The gospel
It is a fact that moving away from our Christian roots does seem to have been paralleled by steep decline in the nation. The financial collapse of 2008 has left us with very little money to play with even to address the devastation brought about by the storms; thus, it seems, the catastrophic delays in government help. And all this just as George Osborne was trumpeting the upturn in the economy.
But despite the gloom, under the radar of the media’s gaze – fixed forever on the confusion of Anglicanism and the continuing scandals of Roman Catholicism – ordinary local churches, faithful to the Bible, are slowly making headway as they hold out the gospel.
Our nation is indeed under God’s judgment, but, as I speak to Christians in churches across the country, it is evident that simultaneously many people are being saved. Don’t despair. Job met God in the storm.

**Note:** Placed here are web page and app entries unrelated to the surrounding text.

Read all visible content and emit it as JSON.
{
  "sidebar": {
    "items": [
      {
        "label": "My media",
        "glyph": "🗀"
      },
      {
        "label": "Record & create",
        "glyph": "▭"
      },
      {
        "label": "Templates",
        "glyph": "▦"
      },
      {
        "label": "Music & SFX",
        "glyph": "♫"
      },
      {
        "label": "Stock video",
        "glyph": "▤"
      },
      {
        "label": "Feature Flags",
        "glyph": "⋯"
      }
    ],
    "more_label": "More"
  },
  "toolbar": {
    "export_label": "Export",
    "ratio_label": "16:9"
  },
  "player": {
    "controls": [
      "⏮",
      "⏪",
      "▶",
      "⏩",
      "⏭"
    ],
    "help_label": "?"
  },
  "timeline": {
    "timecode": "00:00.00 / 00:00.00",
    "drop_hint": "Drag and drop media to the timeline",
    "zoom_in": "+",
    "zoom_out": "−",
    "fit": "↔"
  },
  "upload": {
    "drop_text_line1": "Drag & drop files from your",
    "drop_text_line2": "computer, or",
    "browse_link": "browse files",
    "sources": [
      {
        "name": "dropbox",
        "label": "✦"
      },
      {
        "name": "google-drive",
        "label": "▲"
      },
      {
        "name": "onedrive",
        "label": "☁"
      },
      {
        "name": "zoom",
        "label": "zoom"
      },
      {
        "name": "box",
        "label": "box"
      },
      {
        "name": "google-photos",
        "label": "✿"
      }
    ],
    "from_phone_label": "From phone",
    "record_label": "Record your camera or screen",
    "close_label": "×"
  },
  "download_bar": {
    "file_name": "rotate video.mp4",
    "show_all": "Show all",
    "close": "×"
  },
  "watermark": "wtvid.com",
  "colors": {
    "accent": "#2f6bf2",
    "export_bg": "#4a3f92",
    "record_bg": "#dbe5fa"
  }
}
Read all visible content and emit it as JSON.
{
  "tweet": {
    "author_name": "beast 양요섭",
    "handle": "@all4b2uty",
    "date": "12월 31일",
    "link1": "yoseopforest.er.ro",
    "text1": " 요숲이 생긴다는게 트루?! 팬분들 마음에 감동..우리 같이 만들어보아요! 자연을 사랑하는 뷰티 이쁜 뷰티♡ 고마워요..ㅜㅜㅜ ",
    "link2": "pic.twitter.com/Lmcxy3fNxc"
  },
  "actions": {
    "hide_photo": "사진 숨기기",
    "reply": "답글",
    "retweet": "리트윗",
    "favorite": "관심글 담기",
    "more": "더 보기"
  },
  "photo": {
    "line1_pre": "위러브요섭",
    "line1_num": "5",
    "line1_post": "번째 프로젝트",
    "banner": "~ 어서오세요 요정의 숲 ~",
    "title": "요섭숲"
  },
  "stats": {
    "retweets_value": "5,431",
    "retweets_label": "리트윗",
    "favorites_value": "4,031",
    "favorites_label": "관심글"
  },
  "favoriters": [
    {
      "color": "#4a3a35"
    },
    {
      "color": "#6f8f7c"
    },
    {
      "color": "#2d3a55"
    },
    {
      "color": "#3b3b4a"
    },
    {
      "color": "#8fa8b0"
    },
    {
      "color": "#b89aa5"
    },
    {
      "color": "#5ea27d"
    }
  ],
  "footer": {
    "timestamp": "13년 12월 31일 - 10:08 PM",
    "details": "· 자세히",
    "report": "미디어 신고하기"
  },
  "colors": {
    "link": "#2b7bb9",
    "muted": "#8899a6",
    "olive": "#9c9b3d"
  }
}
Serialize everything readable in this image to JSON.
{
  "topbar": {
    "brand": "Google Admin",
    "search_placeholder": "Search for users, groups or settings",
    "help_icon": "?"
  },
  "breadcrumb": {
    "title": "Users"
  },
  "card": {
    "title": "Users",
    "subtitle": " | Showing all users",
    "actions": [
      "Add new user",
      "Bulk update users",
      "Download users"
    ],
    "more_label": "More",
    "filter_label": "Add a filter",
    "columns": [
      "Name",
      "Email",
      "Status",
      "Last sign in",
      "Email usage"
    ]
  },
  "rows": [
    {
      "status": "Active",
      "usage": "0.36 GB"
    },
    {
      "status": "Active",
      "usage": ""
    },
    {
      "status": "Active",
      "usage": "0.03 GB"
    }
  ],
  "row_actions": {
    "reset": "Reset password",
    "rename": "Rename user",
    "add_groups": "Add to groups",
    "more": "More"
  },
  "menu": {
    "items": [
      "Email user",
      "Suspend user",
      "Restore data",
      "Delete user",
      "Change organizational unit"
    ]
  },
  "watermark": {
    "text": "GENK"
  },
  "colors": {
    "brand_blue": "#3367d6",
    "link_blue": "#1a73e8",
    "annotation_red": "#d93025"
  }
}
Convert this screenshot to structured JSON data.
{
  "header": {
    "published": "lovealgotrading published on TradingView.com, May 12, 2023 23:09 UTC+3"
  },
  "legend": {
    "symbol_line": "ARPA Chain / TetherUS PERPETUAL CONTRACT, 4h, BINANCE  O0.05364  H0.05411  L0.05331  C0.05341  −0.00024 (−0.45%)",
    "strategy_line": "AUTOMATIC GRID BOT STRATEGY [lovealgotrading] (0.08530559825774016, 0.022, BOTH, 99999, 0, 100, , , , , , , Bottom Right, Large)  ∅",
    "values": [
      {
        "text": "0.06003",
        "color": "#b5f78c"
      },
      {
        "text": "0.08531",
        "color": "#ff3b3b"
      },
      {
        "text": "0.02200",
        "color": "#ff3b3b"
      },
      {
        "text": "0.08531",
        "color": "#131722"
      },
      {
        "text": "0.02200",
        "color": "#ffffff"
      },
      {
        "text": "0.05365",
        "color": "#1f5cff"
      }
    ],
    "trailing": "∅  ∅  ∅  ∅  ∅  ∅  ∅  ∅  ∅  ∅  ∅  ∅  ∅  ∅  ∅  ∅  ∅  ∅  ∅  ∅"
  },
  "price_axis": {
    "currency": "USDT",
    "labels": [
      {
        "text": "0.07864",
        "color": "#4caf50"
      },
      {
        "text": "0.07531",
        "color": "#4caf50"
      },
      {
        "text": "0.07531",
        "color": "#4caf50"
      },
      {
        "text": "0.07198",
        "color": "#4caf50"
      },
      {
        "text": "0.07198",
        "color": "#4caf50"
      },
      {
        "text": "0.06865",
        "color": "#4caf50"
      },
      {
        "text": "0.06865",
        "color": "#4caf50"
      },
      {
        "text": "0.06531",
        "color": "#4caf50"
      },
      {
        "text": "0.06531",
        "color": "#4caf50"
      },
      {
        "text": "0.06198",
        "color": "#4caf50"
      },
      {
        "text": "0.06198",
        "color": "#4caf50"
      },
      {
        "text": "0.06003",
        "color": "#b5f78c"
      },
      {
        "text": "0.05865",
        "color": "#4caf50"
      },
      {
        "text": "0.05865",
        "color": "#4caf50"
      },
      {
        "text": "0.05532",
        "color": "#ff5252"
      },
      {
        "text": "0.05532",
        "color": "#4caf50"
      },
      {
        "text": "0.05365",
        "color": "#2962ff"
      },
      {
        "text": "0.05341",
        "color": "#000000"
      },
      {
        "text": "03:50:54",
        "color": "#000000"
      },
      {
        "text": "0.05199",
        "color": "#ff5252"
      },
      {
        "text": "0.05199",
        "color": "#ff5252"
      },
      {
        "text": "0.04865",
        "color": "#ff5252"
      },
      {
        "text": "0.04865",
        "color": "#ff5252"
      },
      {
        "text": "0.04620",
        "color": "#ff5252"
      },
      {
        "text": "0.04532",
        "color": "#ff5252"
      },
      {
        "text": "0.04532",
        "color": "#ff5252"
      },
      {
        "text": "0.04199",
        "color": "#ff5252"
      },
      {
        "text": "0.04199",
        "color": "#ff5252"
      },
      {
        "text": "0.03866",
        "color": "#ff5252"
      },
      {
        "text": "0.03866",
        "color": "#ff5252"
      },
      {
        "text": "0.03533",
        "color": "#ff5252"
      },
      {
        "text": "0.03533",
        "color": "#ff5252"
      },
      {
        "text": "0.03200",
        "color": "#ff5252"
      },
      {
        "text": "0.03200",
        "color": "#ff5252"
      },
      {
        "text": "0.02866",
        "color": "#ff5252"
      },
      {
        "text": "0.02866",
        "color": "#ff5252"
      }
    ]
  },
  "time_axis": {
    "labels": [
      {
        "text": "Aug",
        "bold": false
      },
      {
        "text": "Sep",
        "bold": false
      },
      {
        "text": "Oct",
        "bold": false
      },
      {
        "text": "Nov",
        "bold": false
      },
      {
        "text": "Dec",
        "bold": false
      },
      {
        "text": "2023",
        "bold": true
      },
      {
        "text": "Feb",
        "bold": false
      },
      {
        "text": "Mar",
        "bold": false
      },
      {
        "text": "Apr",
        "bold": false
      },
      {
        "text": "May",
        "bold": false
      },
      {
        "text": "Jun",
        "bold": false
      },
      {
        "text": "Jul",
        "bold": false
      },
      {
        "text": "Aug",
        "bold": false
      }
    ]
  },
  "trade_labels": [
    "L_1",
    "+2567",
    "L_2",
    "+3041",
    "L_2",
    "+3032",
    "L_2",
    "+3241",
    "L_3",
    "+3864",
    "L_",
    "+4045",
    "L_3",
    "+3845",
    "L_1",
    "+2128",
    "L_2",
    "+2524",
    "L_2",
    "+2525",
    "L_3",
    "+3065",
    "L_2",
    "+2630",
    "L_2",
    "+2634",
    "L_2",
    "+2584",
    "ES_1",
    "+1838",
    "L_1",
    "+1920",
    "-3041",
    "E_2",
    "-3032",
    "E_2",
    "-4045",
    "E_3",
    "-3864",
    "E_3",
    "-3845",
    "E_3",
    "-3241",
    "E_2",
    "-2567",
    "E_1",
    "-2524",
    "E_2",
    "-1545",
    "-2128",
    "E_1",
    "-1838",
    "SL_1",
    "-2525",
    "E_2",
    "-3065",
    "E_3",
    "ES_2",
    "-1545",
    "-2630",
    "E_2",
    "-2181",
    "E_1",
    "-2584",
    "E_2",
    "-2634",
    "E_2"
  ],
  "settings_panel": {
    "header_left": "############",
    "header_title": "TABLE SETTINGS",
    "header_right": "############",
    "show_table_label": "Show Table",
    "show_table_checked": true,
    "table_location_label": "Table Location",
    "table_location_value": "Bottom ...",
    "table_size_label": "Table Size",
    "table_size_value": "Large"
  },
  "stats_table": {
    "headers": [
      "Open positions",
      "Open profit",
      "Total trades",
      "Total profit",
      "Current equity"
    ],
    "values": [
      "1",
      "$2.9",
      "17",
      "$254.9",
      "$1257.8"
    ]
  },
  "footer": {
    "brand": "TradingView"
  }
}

John Benton

This article was first published in the March 2014 issue of Evangelicals Now. For more news, artciles or reviews, subscribe to EN or contact us for more information.
http://www.e-n.org.uk 0845 225 0057

Links worth a look!


Enjoy some of the links we thought were worth a look!

Above Every Name – It starts with the heart

Between Two Worlds – 8 Strategies to increase your reading

Council on Biblical Manhood & Womanhood – Gaming, greatness and the perfect day

The Good Book – I’ve got a friend who struggles with… gossip

Out Of the Ordinary – Conceit and keeping in step with the Spirit

If you come across something yourselves you think we’d like to share with our readers – let us know. We always love hearing from you.